My biggest problem with the album is the fact that nobody wins—maybe hardcore fans see something I don’t? Everything within these compositions is fighting with itself. Take for instance the album-opening title track, where the guitars create a constant buzz in your ear, but everything from Parkers’ vocals to McLachlan’s drums sound far away and flat—atmospheric technique turned against the band. “Today” is a head scratcher, and its druggy jam takes up four minutes of the album without offering much—no hooks, no catchy riffs; a bit of a throw away. “Tri5” however throws a bit of a saving grace towards the listener: power chords menace and playful effects bounce from one sting to another, and the always obscured vocals seem to have a more upfront role here.
One other balance that Bailterspace fail to achieve is that of mood. Parker’s vocals never leapt out or encouraged me to engage with the song. In fact, under their usual muddled disguises, songs like “Open” and “Together” seem to aspire to be less-than-appealing gothic poetry. “Silver” carries on that phase, though it’s somewhat of a bright spot, encouraged by its guitar shimmer. But Parker’s vocals pile under everything again, meaning this track shares many of the weak spots of its fellow tracks.
What frustrated me about Trinine was that the core idea was strong. A veteran noise-rock/shoe gaze band driven by the interplay of humanity and technology, with some references to My Bloody Valentine, The Jesus and Mary Chain, and a light mark of Dulli’s Afghan Whigs—how could you go wrong? Bailterspace sadly shows you. With weak structuring, murky production, and uninspired guitar songs, Trinine is more likely to encourage fans to take a look back at albums like 93’s Votura or 95’s Wammo than to give this set of songs another spin.
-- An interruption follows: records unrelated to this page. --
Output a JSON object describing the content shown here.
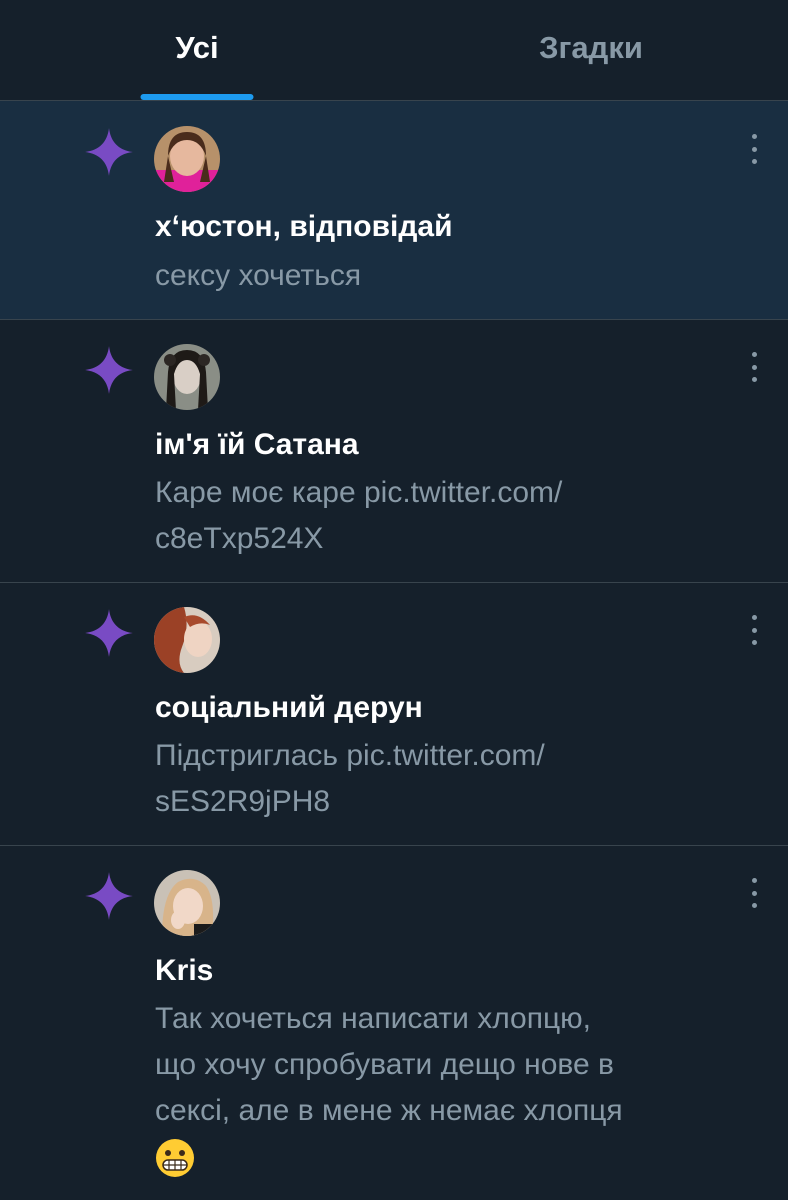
{
  "tabs": [
    {
      "label": "Усі",
      "active": true
    },
    {
      "label": "Згадки",
      "active": false
    }
  ],
  "colors": {
    "background": "#15202b",
    "highlight": "#192e41",
    "accent": "#1d9bf0",
    "sparkle": "#794bc4",
    "secondary_text": "#8899a6"
  },
  "notifications": [
    {
      "icon": "sparkle-icon",
      "name": "х‘юстон, відповідай",
      "text": "сексу хочеться",
      "highlighted": true
    },
    {
      "icon": "sparkle-icon",
      "name": "ім'я їй Сатана",
      "text_line1": "Каре моє каре pic.twitter.com/",
      "text_line2": "c8eTxp524X",
      "highlighted": false
    },
    {
      "icon": "sparkle-icon",
      "name": "соціальний дерун",
      "text_line1": "Підстриглась pic.twitter.com/",
      "text_line2": "sES2R9jPH8",
      "highlighted": false
    },
    {
      "icon": "sparkle-icon",
      "name": "Kris",
      "text_line1": "Так хочеться написати хлопцю,",
      "text_line2": "що хочу спробувати дещо нове в",
      "text_line3": "сексі, але в мене ж немає хлопця",
      "emoji": "grimacing-face-emoji",
      "highlighted": false
    }
  ]
}
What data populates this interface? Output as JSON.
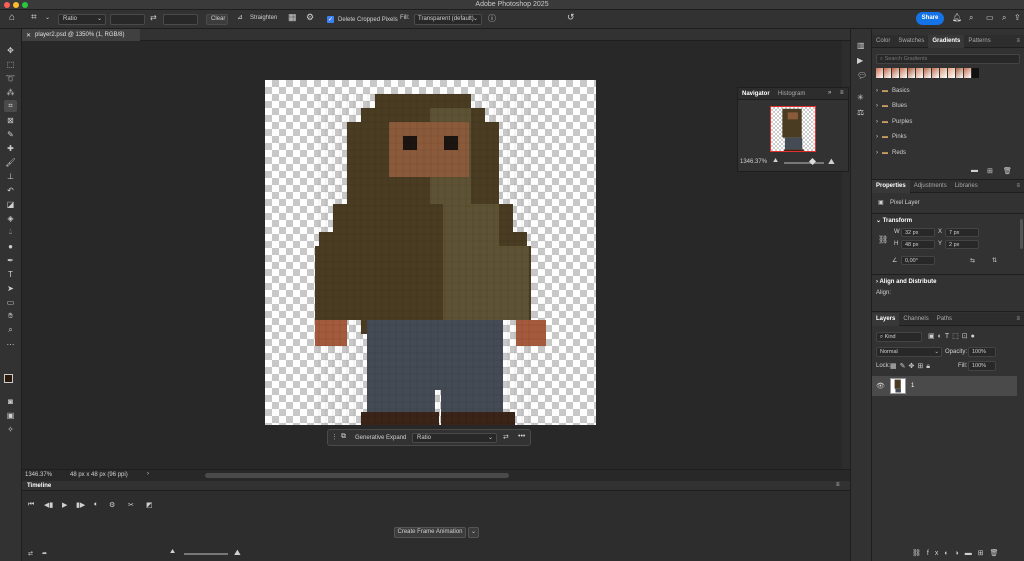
{
  "app": {
    "title": "Adobe Photoshop 2025",
    "colors": {
      "accent": "#1473e6",
      "close": "#ff5f57",
      "minimize": "#febc2e",
      "maximize": "#28c840"
    }
  },
  "options": {
    "ratio": "Ratio",
    "clear": "Clear",
    "straighten": "Straighten",
    "delete_cropped": "Delete Cropped Pixels",
    "fill_label": "Fill:",
    "fill_value": "Transparent (default)",
    "share": "Share"
  },
  "document": {
    "tab": "player2.psd @ 1350% (1, RGB/8)",
    "zoom": "1346.37%",
    "info": "48 px x 48 px (96 ppi)",
    "status_arrow": "›"
  },
  "context_bar": {
    "label": "Generative Expand",
    "ratio": "Ratio"
  },
  "navigator": {
    "tabs": [
      "Navigator",
      "Histogram"
    ],
    "zoom": "1346.37%"
  },
  "timeline": {
    "title": "Timeline",
    "create_button": "Create Frame Animation"
  },
  "gradients": {
    "tabs": [
      "Color",
      "Swatches",
      "Gradients",
      "Patterns"
    ],
    "search_placeholder": "Search Gradients",
    "folders": [
      "Basics",
      "Blues",
      "Purples",
      "Pinks",
      "Reds"
    ]
  },
  "properties": {
    "tabs": [
      "Properties",
      "Adjustments",
      "Libraries"
    ],
    "layer_type": "Pixel Layer",
    "transform_title": "Transform",
    "w_label": "W",
    "w": "32 px",
    "h_label": "H",
    "h": "48 px",
    "x_label": "X",
    "x": "7 px",
    "y_label": "Y",
    "y": "2 px",
    "angle": "0,00°",
    "align_title": "Align and Distribute",
    "align_label": "Align:"
  },
  "layers": {
    "tabs": [
      "Layers",
      "Channels",
      "Paths"
    ],
    "kind": "Kind",
    "blend": "Normal",
    "opacity_label": "Opacity:",
    "opacity": "100%",
    "lock_label": "Lock:",
    "fill_label": "Fill:",
    "fill": "100%",
    "layer_name": "1"
  }
}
Key Tracks: “Tri5”, “Gamma Tram”, “Trinine”
Artists With Similar Fire: The Gordons / The Skeptics / High Dependency Unit
Arch Hill Recordings
-Reviewed by Christopher Tahy